In a welcome move to address the huge vaccine inequity globally, India will, from October, resume exporting much needed COVID-19 vaccines. The decision comes after the Government severely restricted vaccine exports in March and stopped them in mid-April. The renewed export drive, known as Vaccine Maitri, will first prioritise the global vaccine-sharing platform , COVAX, and neighbouring countries. Just four days after the vaccination programme kicked off in India on January 16, India shipped the first batch of vaccines to Bhutan and the Maldives as a part of its vaccine diplomacy. Till mid-April, India had supplied nearly 20 million doses to COVAX and donated nearly 11 million, while nearly 36 million doses were sold to 26 countries. But with the daily fresh cases and deaths in the second wave beginning to surge in March and the supply of vaccines from the two manufacturers not meeting domestic demand, the priorities quickly changed and the export of vaccines was put on hold. It became possible to export vaccines till March mainly due to the slow uptake of vaccines by health-care and frontline workers and Covishield vaccine manufactured late last year nearing the six-month expiry date. The daily uptake of vaccines began climbing steadily with vaccine eligibility too — all above 45 years from April 1 and all adults above 18 years from May 1.

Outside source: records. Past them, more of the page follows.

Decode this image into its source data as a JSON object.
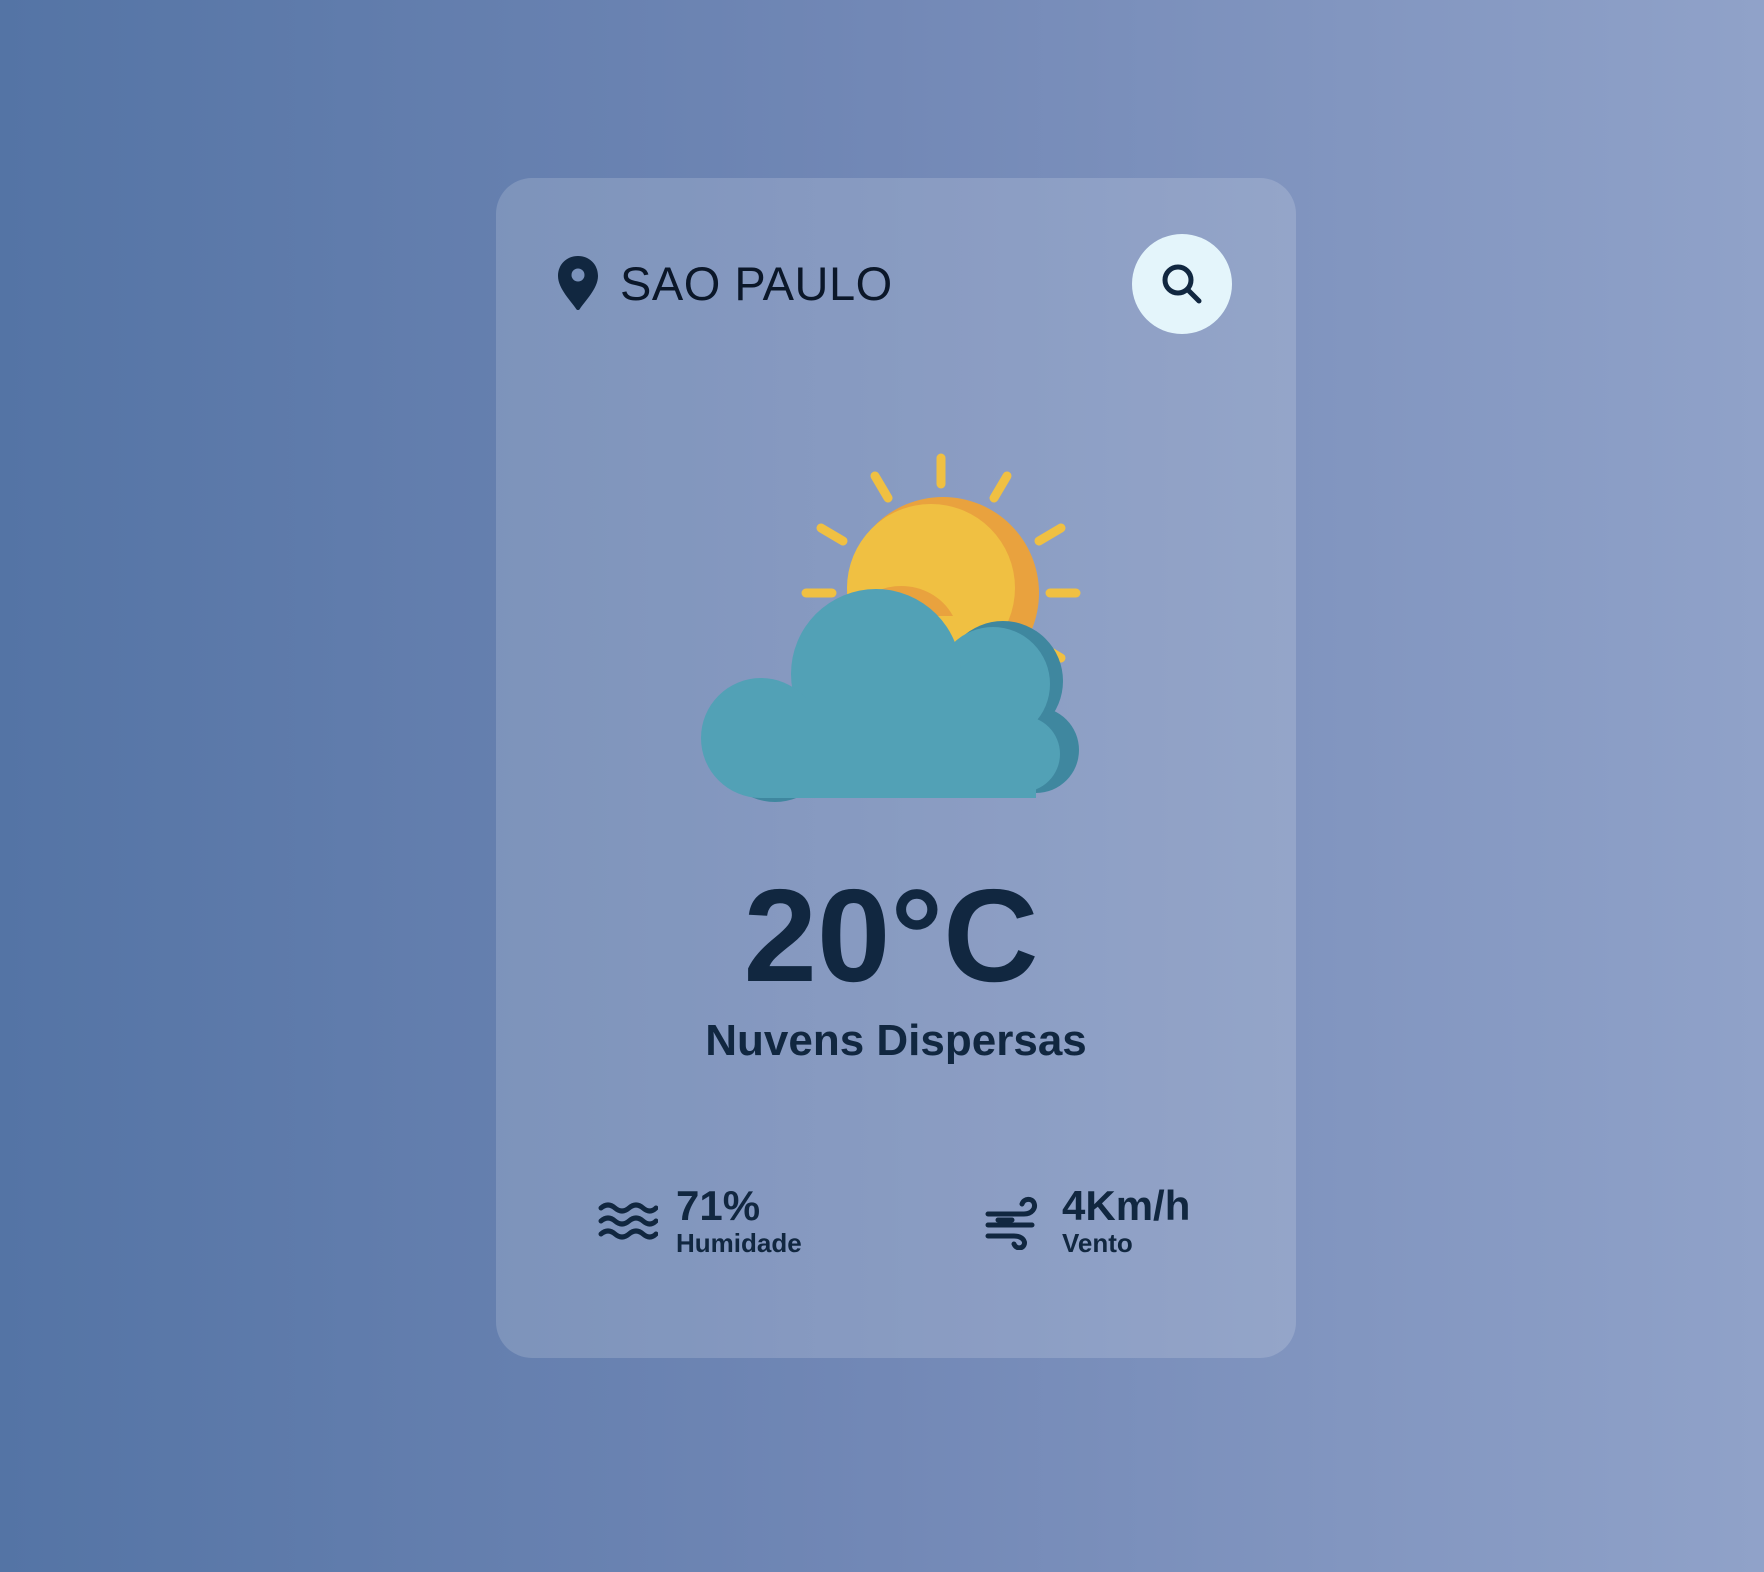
{
  "location": {
    "icon": "map-pin-icon",
    "city": "SAO PAULO"
  },
  "search": {
    "icon": "search-icon"
  },
  "current": {
    "icon": "partly-cloudy-icon",
    "temperature": "20°C",
    "description": "Nuvens Dispersas"
  },
  "details": {
    "humidity": {
      "icon": "water-waves-icon",
      "value": "71%",
      "label": "Humidade"
    },
    "wind": {
      "icon": "wind-icon",
      "value": "4Km/h",
      "label": "Vento"
    }
  },
  "colors": {
    "text": "#112740",
    "search_button_bg": "#e4f5fb",
    "sun": "#f0c042",
    "sun_shadow": "#e9a23e",
    "cloud": "#52a1b6",
    "cloud_shadow": "#3f879f"
  }
}
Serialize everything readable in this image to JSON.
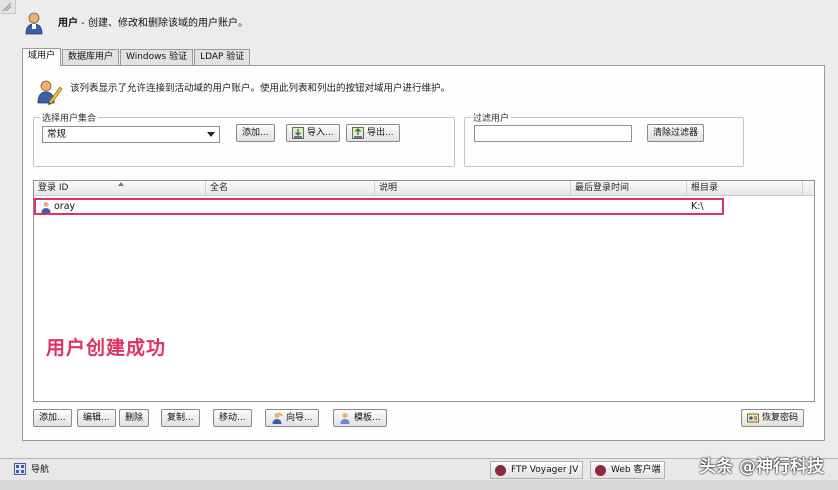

With most developed countries hoarding vaccines and prioritising their vaccination, and India too halting all exports, vaccine supply to the COVAX facility has been hit. As a result, about 80% of the nearly six billion doses administered globally have been in high- and upper middle-income countries. Vaccine inequity is striking in Africa — just 2% of the six billion doses have been administered here and less than 3.5% of its people fully vaccinated. While efforts are being made through COVAX to increase vaccine supply to Africa, the continent will still end up with 25% fewer doses than anticipated by the end of 2021. Only 15% of the over one billion doses pledged by the developed countries have reached Africa, which has made unsuccessful attempts to buy vaccines. And now, with the U.S. and other developed countries focusing efforts on approving booster doses for certain categories, the supply of vaccines to Africa and other countries to immunise even health-care workers will continue to be restricted. A vaccination policy that leaves many of the countries in the Global South vaccine deprived will be hugely counterproductive. As long as vaccine inequity prevails, the virus will continue to circulate, thereby increasing the possibility of more dangerous variants, far more transmissible and resistant to vaccines than Delta, emerging. India’s decision to resume vaccine exports is, hence, commendable. The need to quickly ramp up vaccine production here to sustain exports even while meeting the ever-rising domestic demand cannot be overemphasised.